Researchers in the Geology Department have been exploring what looks like a single volcanic event, a long time ago… At Cape Wanbrow, south of Oamaru Harbour.
What they found was a series of similar events in the same area, but millions of years apart. This means that what should have been a monogenetic event – a one-off eruption – has in fact been a series of eruptions, but so far apart that effectively they were isolated events.
The eruptions happened underwater, and the deposits were eroded away by tides until they were almost gone. This layering up and eroding has left a distinctive signature on the cliffs at Cape Wanbrow, a signature that was only visible out at sea. Ben Moorhouse, PhD student, explains:
“When we started to look at the site we were expecting that it would be a monogenetic underwater volcano. But once I looked at it from off-shore, there were clear margins between some of the layers, and when we examined those boundary layers it was evident that these different deposits were millions of years apart in age.”
The findings provide a cautionary tale for workers in other monogenetic fields; the last build-up at this site was on top of an eroded pedestal made up of extremely similar deposits - representing remnants of a series of previous volcanoes. It’s like a modern city built on ancient ruins, but all constructed by the same family of architects and builders.
The repeated rise of magma to the same location across millions of years is different to the widely accepted idea that monogenetic volcanoes are single short lived eruptions. If true, why is magma preferentially rising in a spot where the plumbing system has frozen instead of creating a new pathway to the surface?
Many underwater volcanoes remain undersea, but at Cape Wanbrow the seabed has been lifted up, providing insights into the poorly understood submarine processes related to growth of these eruptions.
The new island that has arisen off the coast of Tonga is a superb example of these underwater earthquakes, and the processes involved in the formation of Cape Wanbrow.
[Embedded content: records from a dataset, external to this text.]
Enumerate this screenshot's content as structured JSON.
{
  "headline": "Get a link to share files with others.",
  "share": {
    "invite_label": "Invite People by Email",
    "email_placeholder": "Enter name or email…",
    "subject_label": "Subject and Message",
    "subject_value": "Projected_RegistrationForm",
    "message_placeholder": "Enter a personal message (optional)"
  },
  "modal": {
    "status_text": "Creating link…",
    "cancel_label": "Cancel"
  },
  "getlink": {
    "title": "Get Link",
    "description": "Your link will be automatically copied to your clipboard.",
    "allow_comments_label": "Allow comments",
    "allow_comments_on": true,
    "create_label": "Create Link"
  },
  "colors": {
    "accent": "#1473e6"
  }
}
The deposits from an underwater volcano have risen above water level, but the island won’t be named for a year or two – just in case it gets eroded to below the surface again!